Introduction to EMDR
(Eye Movement Desensitization and Reprocessing)
We are delighted to offer this therapeutic tool at Flourish! Several of our staff therapists are trained in providing EMDR, both virtually through telehealth and in person.
What is EMDR?
Most of the time, your body manages new information and experiences without you being aware of it. However, when something out of the ordinary occurs and you are traumatized by an overwhelming event (e.g. a car accident, traumatic birth, etc) or by being repeatedly subjected to distress (e.g. childhood neglect), your natural coping mechanisms can become overloaded. This can result in disturbing experiences remaining frozen in your brain “unprocessed”. Since the experience is locked there, it continues to be triggered whenever a reminder comes up. These improperly stored or stuck images, thoughts, and feelings are very distressing and can even cause flashbacks of the original event. This can be the basis for discomfort and negative emotions, such as fear and helplessness.
Within the brain is most of the information you need to resolve this process. The limbic system maintains traumatic memories in an isolated memory network that is associated with emotions and physical sensations, which are disconnected from the brain’s cortex where language is used to store memories.

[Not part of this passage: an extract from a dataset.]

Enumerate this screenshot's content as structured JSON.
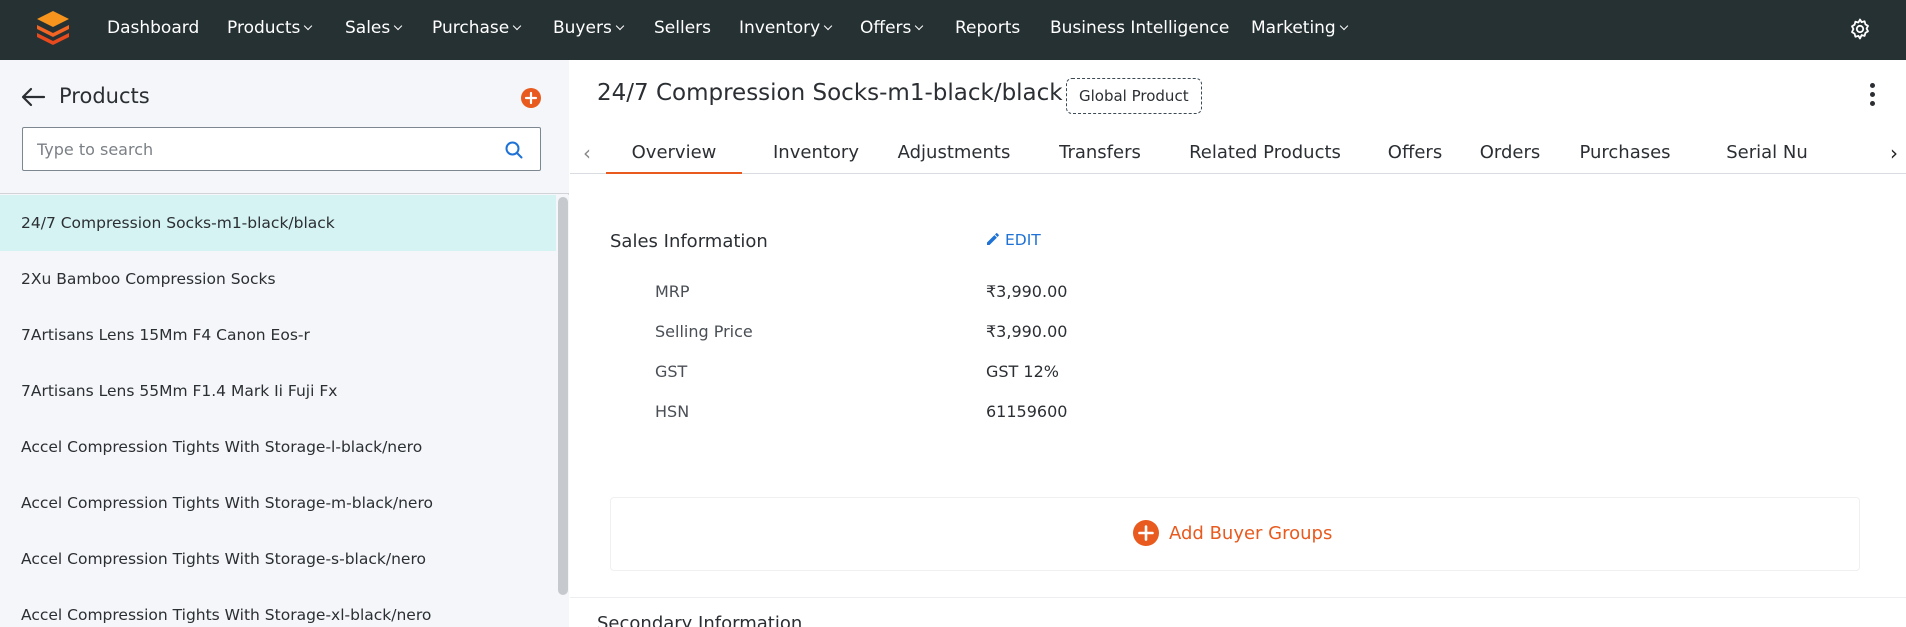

EMDR helps create connections between your brain’s memory networks, enabling your brain to process the traumatic memory.
How does EMDR work?
Like the body’s ability to heal a cut, the brain is able to find a way to deal with even the most difficult of experiences. This gets de-railed when emotion overwhelms the brain, but it gets stimulated by bi-lateral information coming in. EMDR uses bilateral stimulation so that both the left (logic) and right (emotions) sides of the brain get involved in processing the memory: the right side of the brain allows you to experience the emotions and the left side of the brain adds the logical thinking that puts something in perspective.
Eye movements, or tapping, are used to unlock the system and allow the brain to process the experience. With repeated sets of eye movements, the memory tends to change in such a way that it loses its painful intensity and simply becomes a neutral memory of an event in the past. This linking of related memories can lead to a dramatic and rapid improvement in many aspects of your life.
What is an EMDR session like?
After a thorough assessment and development of a treatment plan, you will be asked specific questions about a particular disturbing memory. Eye movements, similar to those during REM sleep, will be recreated by asking you to watch a moving target across your visual field (bilateral stimulation). The eye movements will last for a short while, then stop. You will be asked to report on the experiences you had during these eye movements.
During EMDR treatment, you will remain in control, fully alert and wide-awake. This is not a form of hypnosis and you can stop the process at any time. Throughout the session, the therapist will support and facilitate your own self-healing and intervene as little as possible. Reprocessing is usually experienced as something that happens spontaneously, and new connections and insights are felt to arise quite naturally from within. As a result, most people experience EMDR as being a natural and very empowering therapy.